How Valuable Are Clinical Decision Support Mechanisms?

Studies assessed how CDS affects the appropriateness of advanced diagnostic imaging orders

Frank Rybicki
Cree Gaskin
Omer Kasalak

The clinical decision support (CDS) requirement of the Protecting Access to Medicare Act (PAMA) is currently in an Educational and Operations Testing period, requiring physicians to consult appropriate use criteria (AUC) using CDS tools when ordering advanced imaging for Medicare patients. However, there has been no prior rigorous statistical validation that using a CDS improves imaging appropriateness.

In 2021, a multidisciplinary study on CDS in the Journal of Digital Imaging showed that using a CDS mechanism does, in fact, lead to improved appropriateness scores.

“This study introduced a new scientific approach that enabled the team to get beyond anecdotal and small sample size data regarding CDS,” said study senior author Frank J. Rybicki, MD, PhD, vice chair of operations and quality and professor of radiology and biomedical engineering at the University of Cincinnati.

The study evaluated the CT, MRI, ultrasound, and nuclear medicine requisitions from 244,158 providers at 288 U.S. institutions; each of the first 200 requisitions was placed in chronological order and in relation to the provider’s total exposure to the CDS mechanism.

With new software engineered to assess 7,345,437 advanced imaging requisitions, the team could evaluate the last 10 requisitions in comparison to the first 10, on a per provider basis. The number of requisitions classified as “usually appropriate” increased by 3%, while the number of “may be appropriate” and “usually not appropriate” requisitions decreased by 0.8% and 3%, respectively.         

“Using these methods, we can state with very high statistical confidence that greater exposure to a CDS mechanism really does improve appropriateness scores for high-cost medical imaging,” Dr. Rybicki said.

AI Application Matches Free-Text to CDS

As much as CDS mechanisms can help improve appropriateness of advanced imaging, they can also be frustrating to use.

This is largely because providers must choose from a list of pre-set reasons for the exam, noted Cree Gaskin, MD, professor and vice chair of radiology and associate chief medical information officer at UVA Health in Charlottesville, VA.

Dr. Gaskin and colleagues published a study in the Journal of the American College of Radiology about a possible solution to this issue: the use of AI. 

“The provider writes a free-text reason for the exam, and AI is used to help find a match that will work with the decision support system,” Dr. Gaskin explained. “This allows the ordering provider to share his/her own words with the radiologist and allows everyone to receive credit for using decision support.” 

The AI tool was able to yield alerts with the predicted indications in 91.7% of free-text orders. Providers ultimately selected the indications predicted by AI in 57.7% of cases in which the tool offered them.

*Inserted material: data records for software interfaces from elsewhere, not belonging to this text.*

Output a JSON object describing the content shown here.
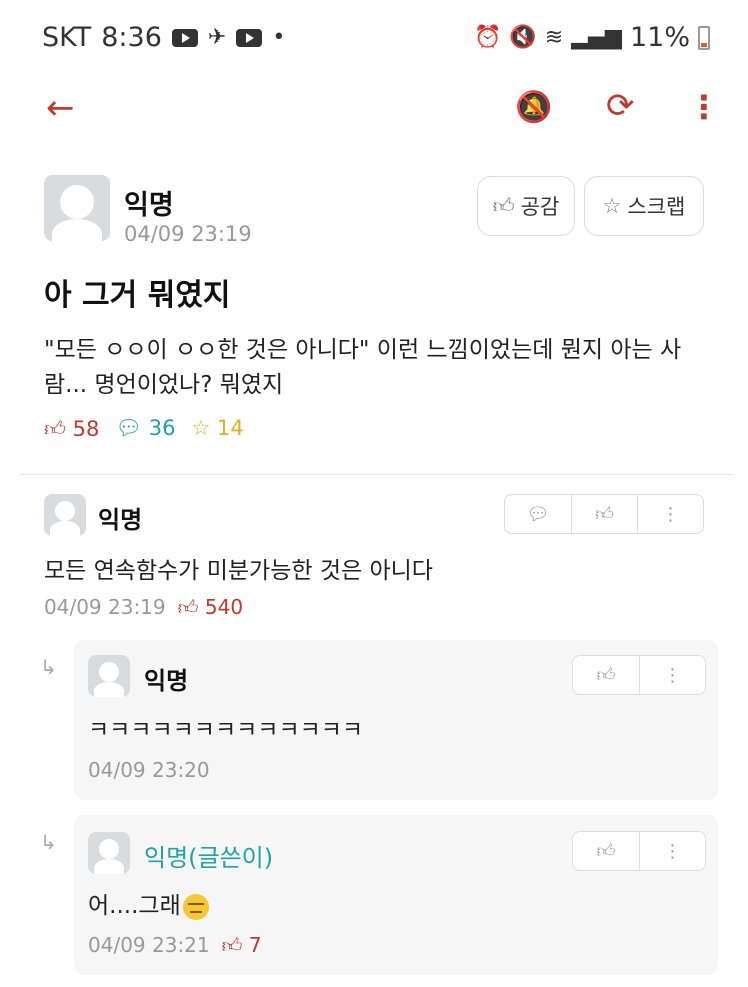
{
  "status_bar": {
    "carrier": "SKT",
    "time": "8:36",
    "battery": "11%"
  },
  "post": {
    "author": "익명",
    "timestamp": "04/09 23:19",
    "like_button": "공감",
    "scrap_button": "스크랩",
    "title": "아 그거 뭐였지",
    "body": "\"모든 ㅇㅇ이 ㅇㅇ한 것은 아니다\" 이런 느낌이었는데 뭔지 아는 사람... 명언이었나? 뭐였지",
    "stats": {
      "likes": "58",
      "comments": "36",
      "scraps": "14"
    }
  },
  "comments": [
    {
      "author": "익명",
      "text": "모든 연속함수가 미분가능한 것은 아니다",
      "timestamp": "04/09 23:19",
      "likes": "540"
    }
  ],
  "replies": [
    {
      "author": "익명",
      "text": "ㅋㅋㅋㅋㅋㅋㅋㅋㅋㅋㅋㅋㅋ",
      "timestamp": "04/09 23:20",
      "likes": ""
    },
    {
      "author": "익명(글쓴이)",
      "text": "어....그래",
      "timestamp": "04/09 23:21",
      "likes": "7"
    }
  ],
  "colors": {
    "accent": "#c0392b",
    "writer": "#1fa3a3",
    "scrap": "#e0b020"
  }
}
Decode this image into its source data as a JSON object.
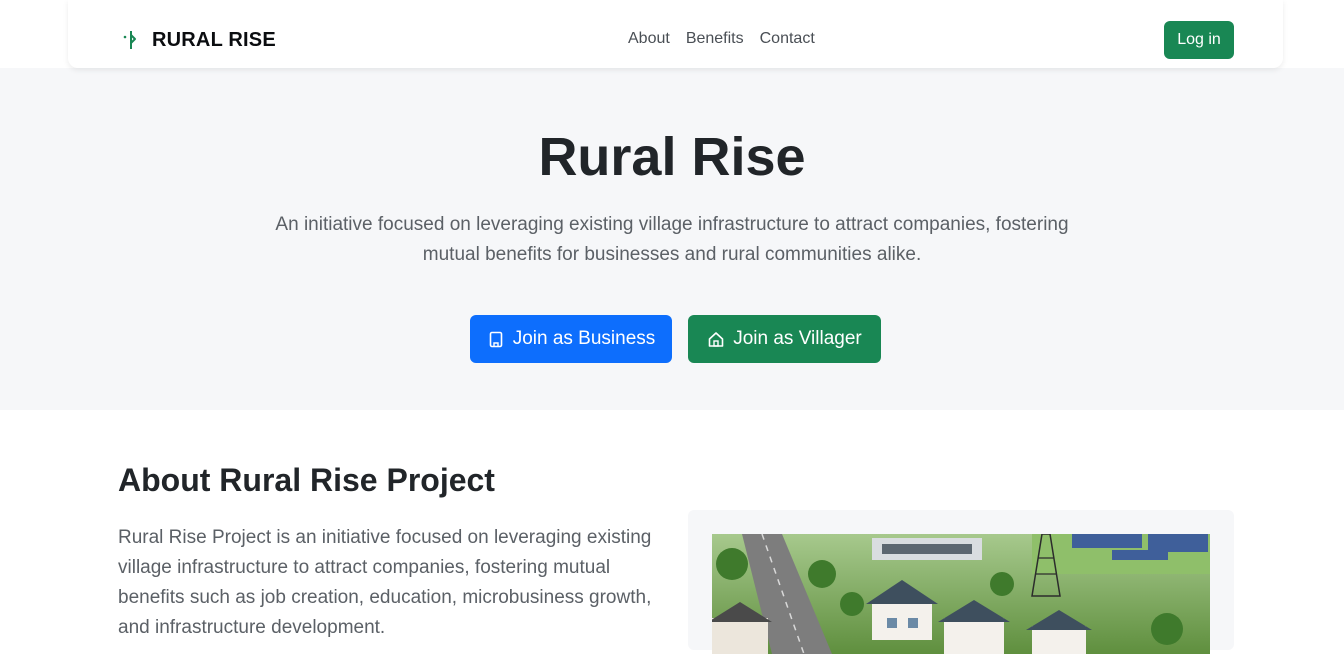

As described in another CDS-related study, also published by Dr. Gaskin in the Journal of the American College of Radiology, his institution expanded the use of CDS to voluntarily include patients with private insurance, rather than just Medicare patients.

One private insurance company (Aetna) agreed to support expedited prior authorization—even allowing for exams to be scheduled on the same day—when the CDS tool helped document that the level of study appropriateness was good, he explained.

Once the CDS tool was integrated into the electronic health record, the relative frequency of indicated studies went from 64.5% to 82%, Dr. Gaskin said. 

A Role for RI-RADS

According to Ömer Kasalak, MD, PhD, a radiologist at the University Medical Center Groningen in Groningen, Netherlands, another tool that could improve the quality of radiologic imaging requests is the Reason for Exam Imaging Reporting Data System (RI-RADS).

Dr. Kasalak and colleagues published a study in the European Journal of Radiology on RI-RADS that found that, in a random sample of 673 radiologic examinations performed at a tertiary care center, more than 75% were graded as inadequate according to RI-RADS.    

“It can be argued that referring physicians are busy and have a lack of time to adequately fill in request forms,” Dr. Kasalak said. “However, this either means that the interpretation of the radiologic examination will be suboptimal, or that the radiologist has to spend a lot of time delving into the patient files or contacting the referring physician to get the relevant information before interpreting a scan.” Referring physicians should provide more feedback to improve the quality of imaging requests, asserted Dr. Kasalak.

“An AI system that automatically checks the quality of the imaging request may be a solution, but this also requires willingness of referring physicians to embrace such a system,” he said.

For More Information 

Read previous RSNA News stories on clinical decision support:

Access the Journal of Digital Imaging study at

Access the Journal of the American College of Radiology studies at

Access the European Journal of Radiology study at